Here, time, of class Time, is an instance variable belonging to TimeWithZone, and this is the object that gave us the bug by not being able to correclty compare itself to bound, above. This method_missing pattern appears to evaluate the unknown method on the zone-normalized local Time object, because the authors thought that would basically be good enough. In a way it’s impementing a poor-man’s inheritance scheme. It works for the most part, but causes slippery bugs in edge cases such as ours: the < method returned the wrong result against a TimeWithZone object. Surprise!

More generally, if sym here is a method that calls any other method overwritten by TimeWithZone, this will not work correctly. Turns out, as much as Rubyists diss inheritance, method_missing is not actually a good substitute for it. Who’d have thought?

Edge cases are fine to overlook in an application as a business decision, but the more general and distributed your code gets the more important it should be to have all edge cases make some logical sense. This case does not.
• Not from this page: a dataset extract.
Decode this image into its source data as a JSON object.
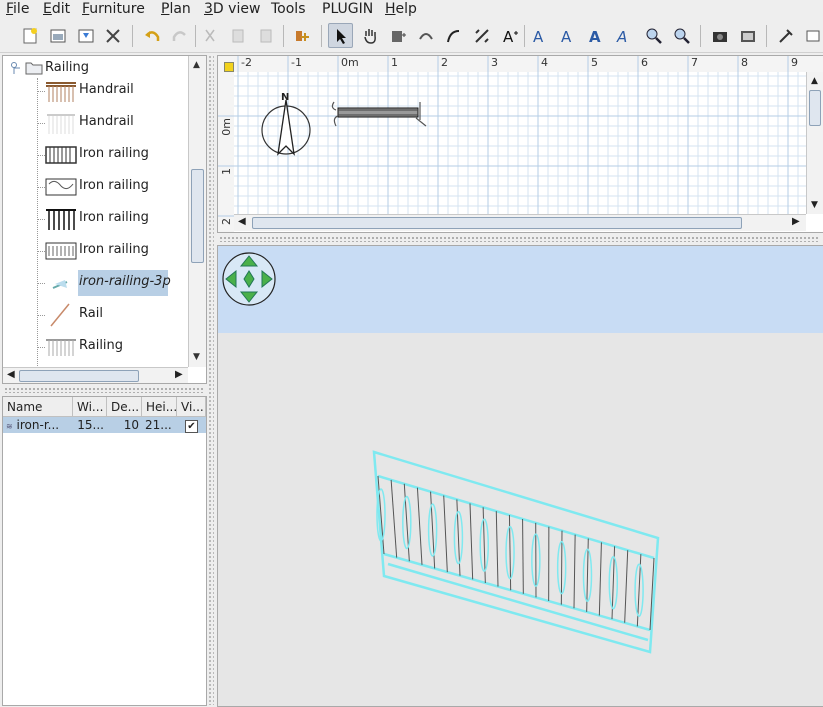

In a package as widespread as Rails, decisions like these are just sloppy.

For our use case here, I just slapped the same methods on ActiveSupport::TimeWithZone as well, despire them already being included in Time, which we’re supposed to get for free except for the fact that someone thought method_missing was an effective substitute for inheritance.

I wasn’t done digging: we still have this hanging fact that Turns out:
# => ["/Users/andrew/.rvm/gems/ruby-2.3.3/gems/activesupport-4.2.3/lib/active_support/time_with_zone.rb", 334]

You overwrote is_a?. You freakin overwrote is_a?.

    # Say we're a Time to thwart type checking.
    def is_a?(klass)
      klass == ::Time || super


That cuts deep, Rails. Too bad I just can’t quit you…